Problem to work on = The full listing, minus its pictures, should be printed again exactly as it stands.

>>>>>

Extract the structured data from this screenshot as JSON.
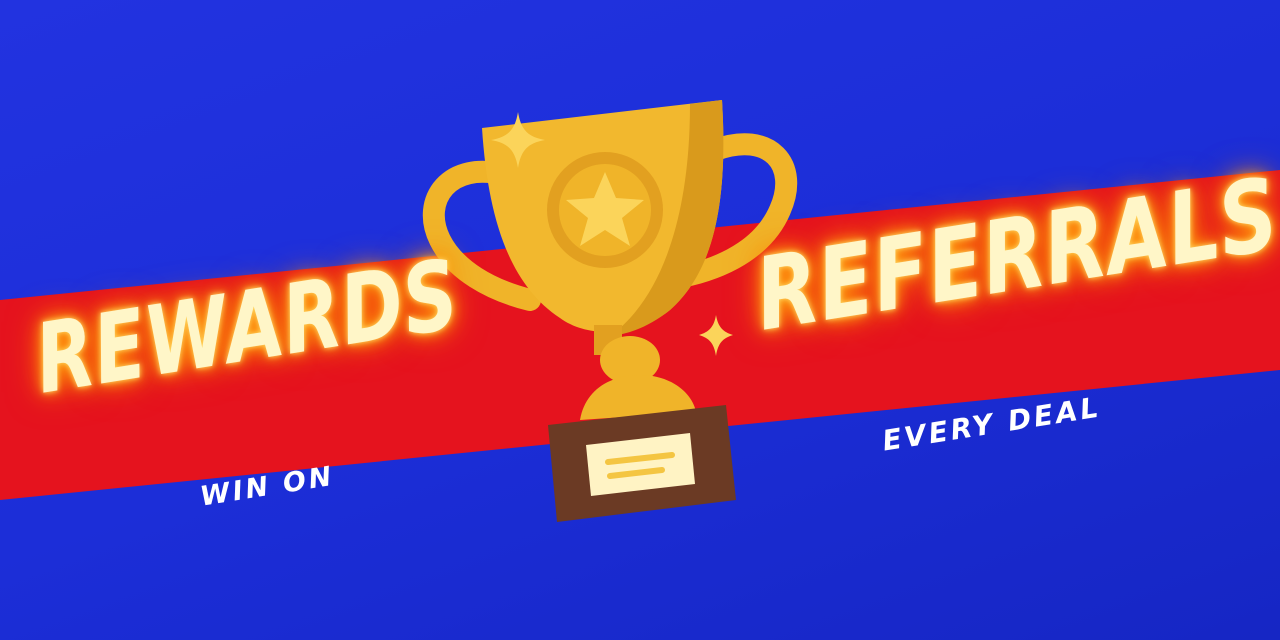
{
  "banner": {
    "headline_left": "REWARDS",
    "headline_right": "REFERRALS",
    "tagline_left": "WIN ON",
    "tagline_right": "EVERY DEAL"
  },
  "colors": {
    "background": "#1f30dc",
    "stripe": "#e5131e",
    "headline_text": "#fff6c8",
    "glow": "#ff8a00",
    "trophy_gold": "#f0b429",
    "trophy_shadow": "#d4901a",
    "plaque_base": "#6b3a24",
    "plaque_label": "#fff3c4"
  },
  "icons": {
    "trophy": "trophy-icon",
    "star": "star-icon",
    "sparkle": "sparkle-icon"
  }
}
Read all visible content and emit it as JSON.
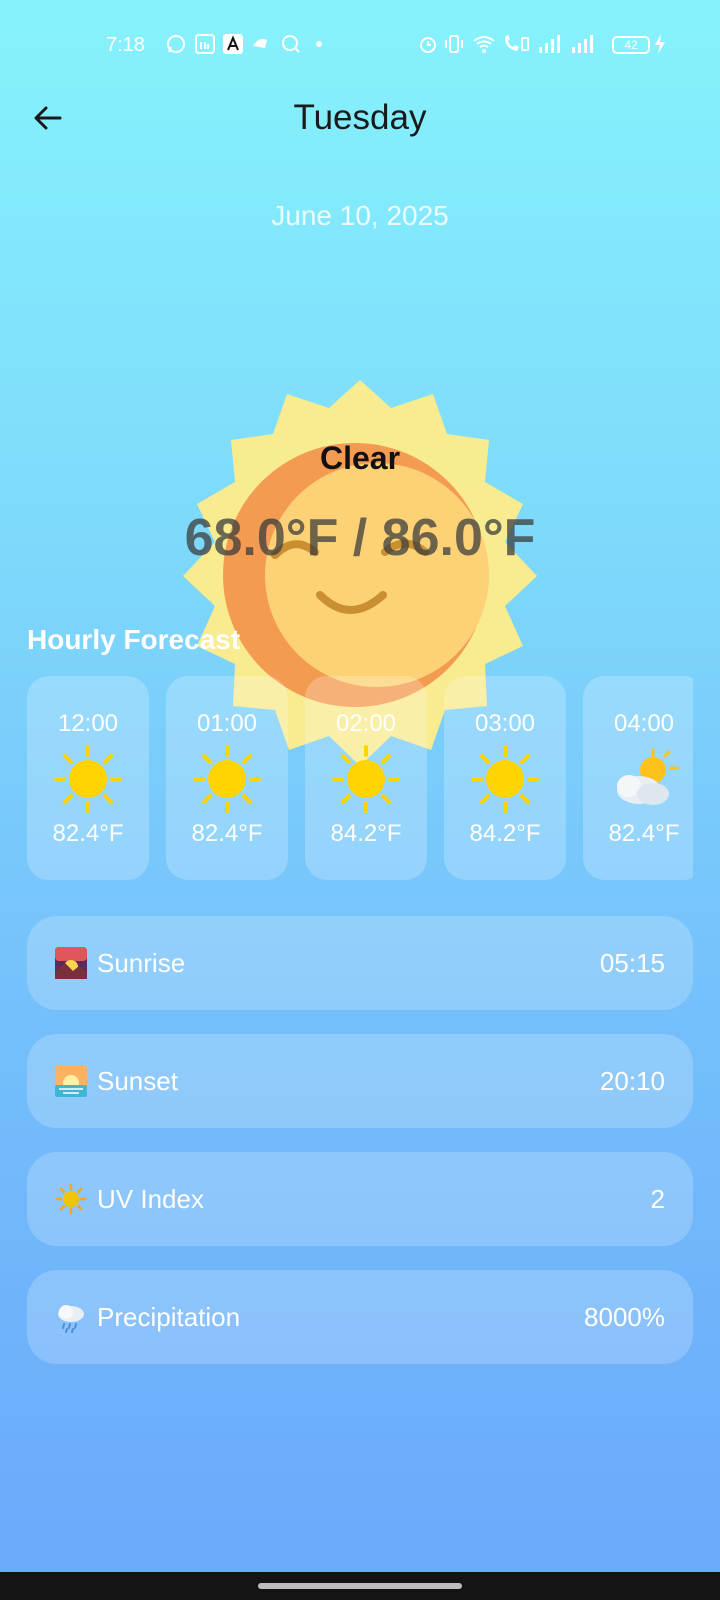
{
  "status_bar": {
    "time": "7:18",
    "battery": "42",
    "icons_left": [
      "whatsapp-icon",
      "linkedin-icon",
      "app-a-icon",
      "app-icon",
      "search-circle-icon",
      "dot-icon"
    ],
    "icons_right": [
      "alarm-icon",
      "vibrate-icon",
      "wifi-icon",
      "call-wifi-icon",
      "signal-icon",
      "signal-icon"
    ]
  },
  "header": {
    "title": "Tuesday",
    "date": "June 10, 2025"
  },
  "current": {
    "condition": "Clear",
    "temp_range": "68.0°F / 86.0°F"
  },
  "hourly": {
    "title": "Hourly Forecast",
    "items": [
      {
        "time": "12:00",
        "temp": "82.4°F",
        "icon": "sun-icon"
      },
      {
        "time": "01:00",
        "temp": "82.4°F",
        "icon": "sun-icon"
      },
      {
        "time": "02:00",
        "temp": "84.2°F",
        "icon": "sun-icon"
      },
      {
        "time": "03:00",
        "temp": "84.2°F",
        "icon": "sun-icon"
      },
      {
        "time": "04:00",
        "temp": "82.4°F",
        "icon": "partly-cloudy-icon"
      }
    ]
  },
  "details": [
    {
      "label": "Sunrise",
      "value": "05:15",
      "icon": "sunrise-icon"
    },
    {
      "label": "Sunset",
      "value": "20:10",
      "icon": "sunset-icon"
    },
    {
      "label": "UV Index",
      "value": "2",
      "icon": "sun-small-icon"
    },
    {
      "label": "Precipitation",
      "value": "8000%",
      "icon": "rain-cloud-icon"
    }
  ],
  "colors": {
    "sun_yellow": "#ffd400",
    "sun_glow": "#ffec8a",
    "face": "#fdd276",
    "face_shadow": "#f2924a"
  }
}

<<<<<

Response to this exercise =
Extract the structured data from this screenshot as JSON.
{
  "banner": {
    "headline_left": "REWARDS",
    "headline_right": "REFERRALS",
    "tagline_left": "WIN ON",
    "tagline_right": "EVERY DEAL"
  },
  "colors": {
    "background": "#1f30dc",
    "stripe": "#e5131e",
    "headline_text": "#fff6c8",
    "glow": "#ff8a00",
    "trophy_gold": "#f0b429",
    "trophy_shadow": "#d4901a",
    "plaque_base": "#6b3a24",
    "plaque_label": "#fff3c4"
  },
  "icons": {
    "trophy": "trophy-icon",
    "star": "star-icon",
    "sparkle": "sparkle-icon"
  }
}
Read all visible content and emit it as JSON.
{
  "status_bar": {
    "time": "7:18",
    "battery": "42",
    "icons_left": [
      "whatsapp-icon",
      "linkedin-icon",
      "app-a-icon",
      "app-icon",
      "search-circle-icon",
      "dot-icon"
    ],
    "icons_right": [
      "alarm-icon",
      "vibrate-icon",
      "wifi-icon",
      "call-wifi-icon",
      "signal-icon",
      "signal-icon"
    ]
  },
  "header": {
    "title": "Tuesday",
    "date": "June 10, 2025"
  },
  "current": {
    "condition": "Clear",
    "temp_range": "68.0°F / 86.0°F"
  },
  "hourly": {
    "title": "Hourly Forecast",
    "items": [
      {
        "time": "12:00",
        "temp": "82.4°F",
        "icon": "sun-icon"
      },
      {
        "time": "01:00",
        "temp": "82.4°F",
        "icon": "sun-icon"
      },
      {
        "time": "02:00",
        "temp": "84.2°F",
        "icon": "sun-icon"
      },
      {
        "time": "03:00",
        "temp": "84.2°F",
        "icon": "sun-icon"
      },
      {
        "time": "04:00",
        "temp": "82.4°F",
        "icon": "partly-cloudy-icon"
      }
    ]
  },
  "details": [
    {
      "label": "Sunrise",
      "value": "05:15",
      "icon": "sunrise-icon"
    },
    {
      "label": "Sunset",
      "value": "20:10",
      "icon": "sunset-icon"
    },
    {
      "label": "UV Index",
      "value": "2",
      "icon": "sun-small-icon"
    },
    {
      "label": "Precipitation",
      "value": "8000%",
      "icon": "rain-cloud-icon"
    }
  ],
  "colors": {
    "sun_yellow": "#ffd400",
    "sun_glow": "#ffec8a",
    "face": "#fdd276",
    "face_shadow": "#f2924a"
  }
}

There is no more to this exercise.